It's with that same compassion that God looks, now, at Anglicans in Zimbabwe being persecuted by their Government, helped by one of their own former bishops, a friend of Mugabe – where churches are being seized and priests and people arrested.

Christ shows us the humanity and compassion of God. It's in him that we can hold these and all our other concerns before God, and through Christ we are moved to care and to act.

So the Ascension reveals a truth about Christ which is also a truth about us. It calls us to look at the world and our own lives from the point of view of Christ the universal lord – to see that "the way things are" is not "how things have to be". That war, famine and deceit are not God's will for us any more than fear, slander or contempt. He calls us to shake off our slumbers, our indifferences, our casual ways of harming or ignoring others and to look up, to see the possibilities that God is drawing us into. The Ascension which we remember as an event in the past, to do with Christ, is a permanent possibility into which we are invited to enter, through Christ.

This is a truth celebrated wonderfully by my old schoolmate, Thomas Traherne. He says this in Centuries of Meditation, Second Century, chapter 18:

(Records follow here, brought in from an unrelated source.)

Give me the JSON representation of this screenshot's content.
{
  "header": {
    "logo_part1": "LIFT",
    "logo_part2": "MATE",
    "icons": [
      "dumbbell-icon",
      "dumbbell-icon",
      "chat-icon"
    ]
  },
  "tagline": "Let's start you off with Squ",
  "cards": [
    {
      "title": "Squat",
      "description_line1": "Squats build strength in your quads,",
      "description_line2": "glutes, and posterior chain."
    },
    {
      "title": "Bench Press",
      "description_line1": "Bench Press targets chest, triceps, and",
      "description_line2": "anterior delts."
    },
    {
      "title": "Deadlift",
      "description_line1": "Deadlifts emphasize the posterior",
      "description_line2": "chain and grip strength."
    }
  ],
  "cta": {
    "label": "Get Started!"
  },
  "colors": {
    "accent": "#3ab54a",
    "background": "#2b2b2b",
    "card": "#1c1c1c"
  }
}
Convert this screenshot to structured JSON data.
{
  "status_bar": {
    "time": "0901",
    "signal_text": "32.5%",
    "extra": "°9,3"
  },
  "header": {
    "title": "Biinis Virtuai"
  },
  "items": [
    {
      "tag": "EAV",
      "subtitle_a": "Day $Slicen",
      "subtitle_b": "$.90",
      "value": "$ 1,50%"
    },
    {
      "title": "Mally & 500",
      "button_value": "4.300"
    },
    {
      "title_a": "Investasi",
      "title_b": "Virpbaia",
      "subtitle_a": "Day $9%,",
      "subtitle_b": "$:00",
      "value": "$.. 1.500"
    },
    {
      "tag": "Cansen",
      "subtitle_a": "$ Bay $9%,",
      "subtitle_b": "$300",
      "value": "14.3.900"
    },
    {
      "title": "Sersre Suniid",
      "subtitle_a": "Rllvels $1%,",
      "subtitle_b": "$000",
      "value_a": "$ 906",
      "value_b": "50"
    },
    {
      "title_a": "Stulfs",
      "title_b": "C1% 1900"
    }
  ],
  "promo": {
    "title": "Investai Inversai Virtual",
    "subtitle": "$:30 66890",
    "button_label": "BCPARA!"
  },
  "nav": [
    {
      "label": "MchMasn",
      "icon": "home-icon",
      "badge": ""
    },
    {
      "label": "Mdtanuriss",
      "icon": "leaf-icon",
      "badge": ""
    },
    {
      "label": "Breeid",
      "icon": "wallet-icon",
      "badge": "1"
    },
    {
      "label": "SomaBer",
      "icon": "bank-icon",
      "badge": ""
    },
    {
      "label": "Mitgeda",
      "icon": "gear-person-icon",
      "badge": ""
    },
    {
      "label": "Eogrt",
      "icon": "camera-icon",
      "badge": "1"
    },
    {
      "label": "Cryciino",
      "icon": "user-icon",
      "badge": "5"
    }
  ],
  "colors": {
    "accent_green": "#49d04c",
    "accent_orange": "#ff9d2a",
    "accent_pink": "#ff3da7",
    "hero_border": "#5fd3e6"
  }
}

"You shall be glorified, you shall live in communion with Him, you shall ascend into the Throne of the highest Heavens; you shall be satisfied, you shall be made greater than the Heavens, you shall be like Him, when you enjoy the world as He doth; you shall converse with His wisdom, goodness, and power above all worlds, and therefore shall know Him. To know Whom is a sublime thing; for it is Life Eternal."

Thanks be to God. Alleluia, Christ is risen